What is expected: Scan the data below for lines holding the word "icon", and copy each line found.

*** Opening Records for the task ***

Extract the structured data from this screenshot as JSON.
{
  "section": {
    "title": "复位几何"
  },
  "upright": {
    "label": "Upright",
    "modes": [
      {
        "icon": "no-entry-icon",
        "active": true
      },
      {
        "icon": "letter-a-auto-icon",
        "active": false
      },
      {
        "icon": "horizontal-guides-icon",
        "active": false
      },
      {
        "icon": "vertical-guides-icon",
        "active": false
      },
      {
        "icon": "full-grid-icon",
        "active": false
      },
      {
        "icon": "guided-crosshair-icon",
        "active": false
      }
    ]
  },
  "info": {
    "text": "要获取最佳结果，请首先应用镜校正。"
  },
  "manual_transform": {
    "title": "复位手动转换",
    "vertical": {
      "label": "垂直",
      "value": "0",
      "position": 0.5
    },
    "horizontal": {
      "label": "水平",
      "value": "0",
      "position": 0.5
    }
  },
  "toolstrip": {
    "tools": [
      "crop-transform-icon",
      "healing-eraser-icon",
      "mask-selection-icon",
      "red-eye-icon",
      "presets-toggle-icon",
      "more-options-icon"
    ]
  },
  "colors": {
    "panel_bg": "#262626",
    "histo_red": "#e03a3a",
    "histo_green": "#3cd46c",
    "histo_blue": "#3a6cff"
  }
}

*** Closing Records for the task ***
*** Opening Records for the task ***

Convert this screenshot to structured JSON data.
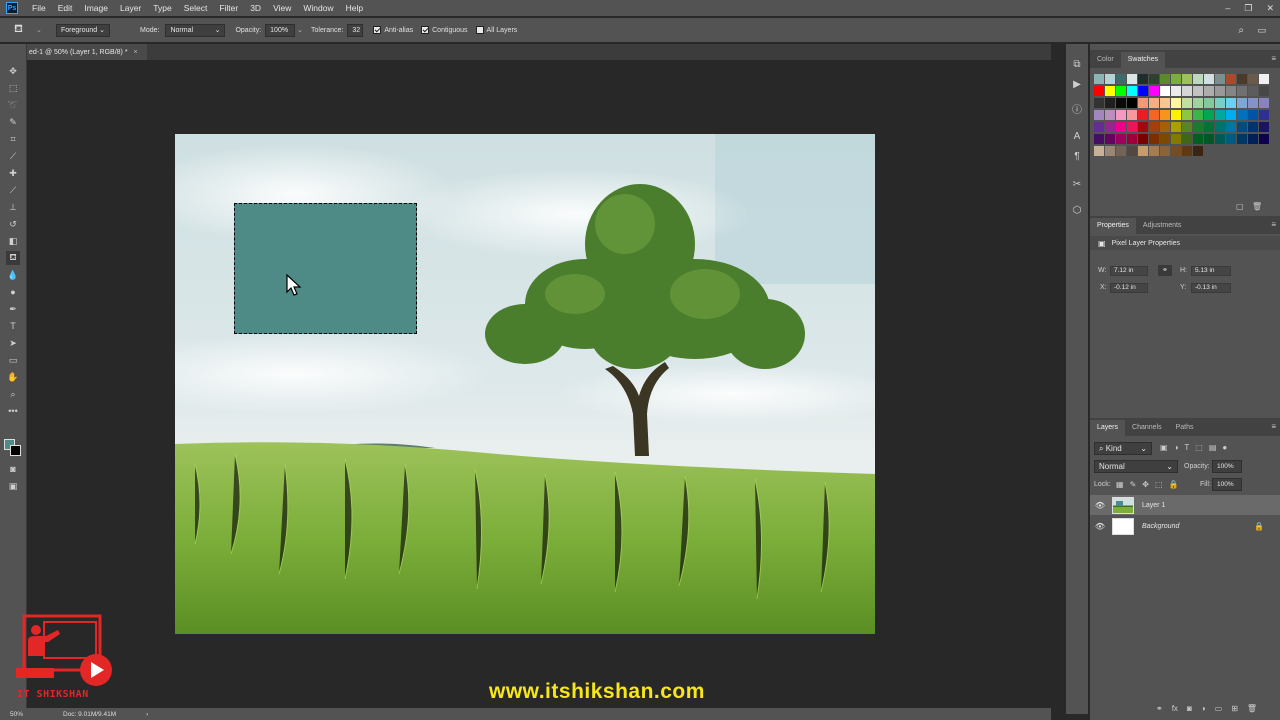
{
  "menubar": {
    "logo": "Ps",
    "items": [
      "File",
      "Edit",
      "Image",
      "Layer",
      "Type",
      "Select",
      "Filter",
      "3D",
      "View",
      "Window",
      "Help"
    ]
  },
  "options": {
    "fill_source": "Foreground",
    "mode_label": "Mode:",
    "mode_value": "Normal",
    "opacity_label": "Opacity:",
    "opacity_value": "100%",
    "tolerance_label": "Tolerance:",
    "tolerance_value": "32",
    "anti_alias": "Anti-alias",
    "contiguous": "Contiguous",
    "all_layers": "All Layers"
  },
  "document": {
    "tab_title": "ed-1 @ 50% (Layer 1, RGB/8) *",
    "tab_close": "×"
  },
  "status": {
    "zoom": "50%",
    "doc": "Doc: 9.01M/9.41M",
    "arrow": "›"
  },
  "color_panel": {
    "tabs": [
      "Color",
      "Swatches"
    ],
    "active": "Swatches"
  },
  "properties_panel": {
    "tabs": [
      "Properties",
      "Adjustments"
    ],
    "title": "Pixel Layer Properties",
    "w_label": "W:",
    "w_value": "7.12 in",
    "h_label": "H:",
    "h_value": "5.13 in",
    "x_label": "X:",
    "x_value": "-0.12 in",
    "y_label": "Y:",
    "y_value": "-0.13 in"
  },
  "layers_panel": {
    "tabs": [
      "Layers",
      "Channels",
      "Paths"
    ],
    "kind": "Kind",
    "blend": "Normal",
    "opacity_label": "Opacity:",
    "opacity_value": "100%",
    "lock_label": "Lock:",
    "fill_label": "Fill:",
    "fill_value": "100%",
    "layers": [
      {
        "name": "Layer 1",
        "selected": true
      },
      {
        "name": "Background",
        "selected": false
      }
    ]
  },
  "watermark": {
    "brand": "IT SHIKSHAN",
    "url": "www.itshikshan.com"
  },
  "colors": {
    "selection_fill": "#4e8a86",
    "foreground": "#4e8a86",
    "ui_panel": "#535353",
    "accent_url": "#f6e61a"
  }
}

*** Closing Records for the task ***

Task response:
        "icon": "no-entry-icon",
        "icon": "letter-a-auto-icon",
        "icon": "horizontal-guides-icon",
        "icon": "vertical-guides-icon",
        "icon": "full-grid-icon",
        "icon": "guided-crosshair-icon",
      "crop-transform-icon",
      "healing-eraser-icon",
      "mask-selection-icon",
      "red-eye-icon",
      "presets-toggle-icon",
      "more-options-icon"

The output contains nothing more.